* **REQUIREMENT**: Leave the images out and repeat the data exactly as given.

* **GIVEN RECORDS**:
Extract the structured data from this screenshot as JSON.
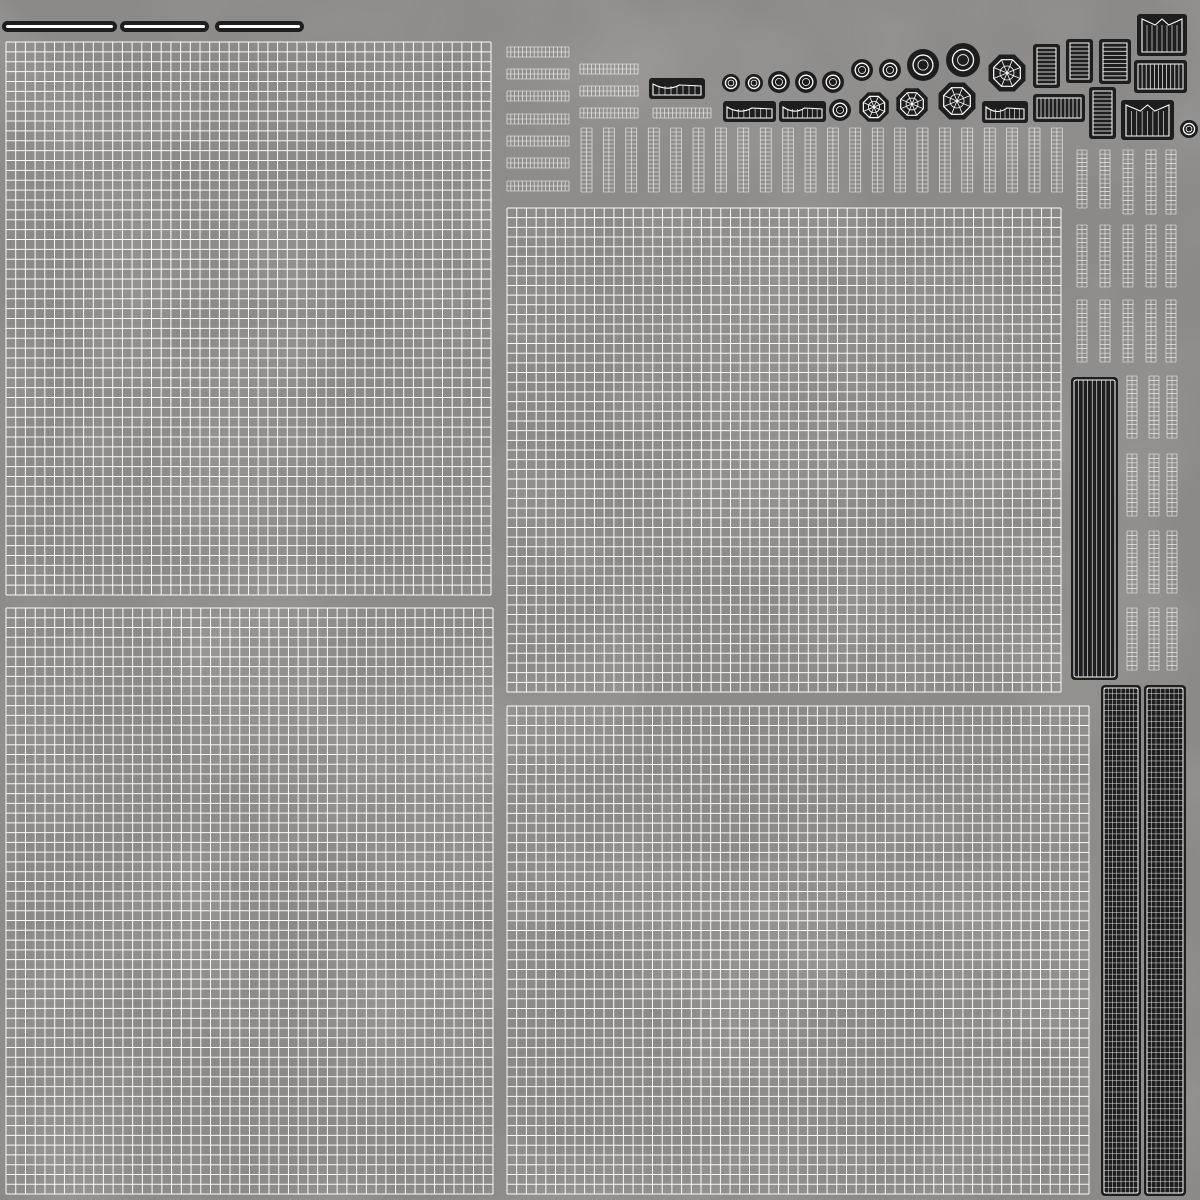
{
  "texture": {
    "background_color": "#8c8a88",
    "wire_color": "#ffffff",
    "dark_fill_color": "#1e1e1e"
  },
  "icons": [
    "dark-bar",
    "grid-panel",
    "small-grid-strip",
    "vertical-grid-strip",
    "ring-icon",
    "octagon-web-icon",
    "arch-icon",
    "louver-icon",
    "dark-column-panel"
  ]
}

* **TASK RESPONSE**:
Extract the structured data from this screenshot as JSON.
{
  "texture": {
    "background_color": "#8c8a88",
    "wire_color": "#ffffff",
    "dark_fill_color": "#1e1e1e"
  },
  "icons": [
    "dark-bar",
    "grid-panel",
    "small-grid-strip",
    "vertical-grid-strip",
    "ring-icon",
    "octagon-web-icon",
    "arch-icon",
    "louver-icon",
    "dark-column-panel"
  ]
}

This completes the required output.